* Pros: Winter Games have never been held in an Asian country other than Japan; sentiment that Olympics could serve as catalyst for peace and reconciliation on Korean peninsula; strong government backing.

* Cons: Lack of international recognition and visibility; nuclear tensions with North Korea; 2008 Summer Games will be in Asia (Beijing).

* Status: Outsider.


* Population: 150,000.

* Previous Olympics in Austria: (2) Winter Games in Innsbruck, 1964 and 1976.

* Major sports events: World Cup ski races, as well as bobsled, luge, ski jump and other international winter events; Austria will be co-host of Euro 2008 soccer championship with Switzerland.

* Pros: Strong winter sports tradition and experience in playing host to winter competitions; picture postcard Alpine setting; steeped in culture and history.

* Cons: Proximity to 2006 Winter Games across the border in Turin, Italy; European preference for bigger prize of 2012 Summer Olympics.

* Status: Probably second to Vancouver.

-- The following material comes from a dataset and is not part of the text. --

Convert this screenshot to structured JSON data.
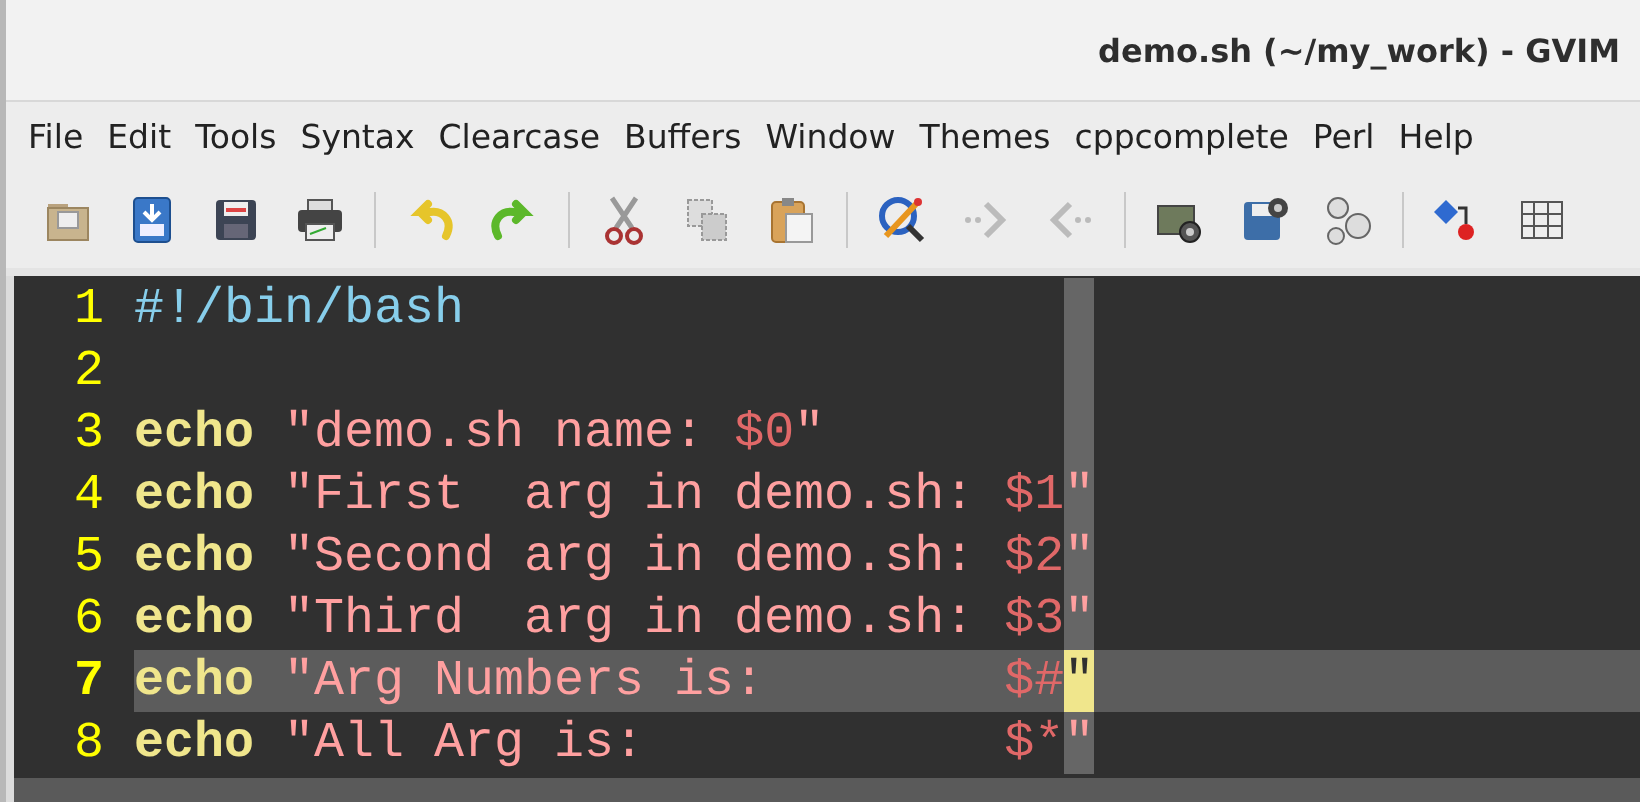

*--* Candidates Sites in the running to be host city of the 2010 Winter Olympics: * Pyeongchang, South Korea * Salzburg, Austria * Vancouver, Canada Process: IOC members vote by secret ballot; city receiving majority of votes wins. If there is no winner on first ballot, city with fewest votes eliminated and second round of voting takes place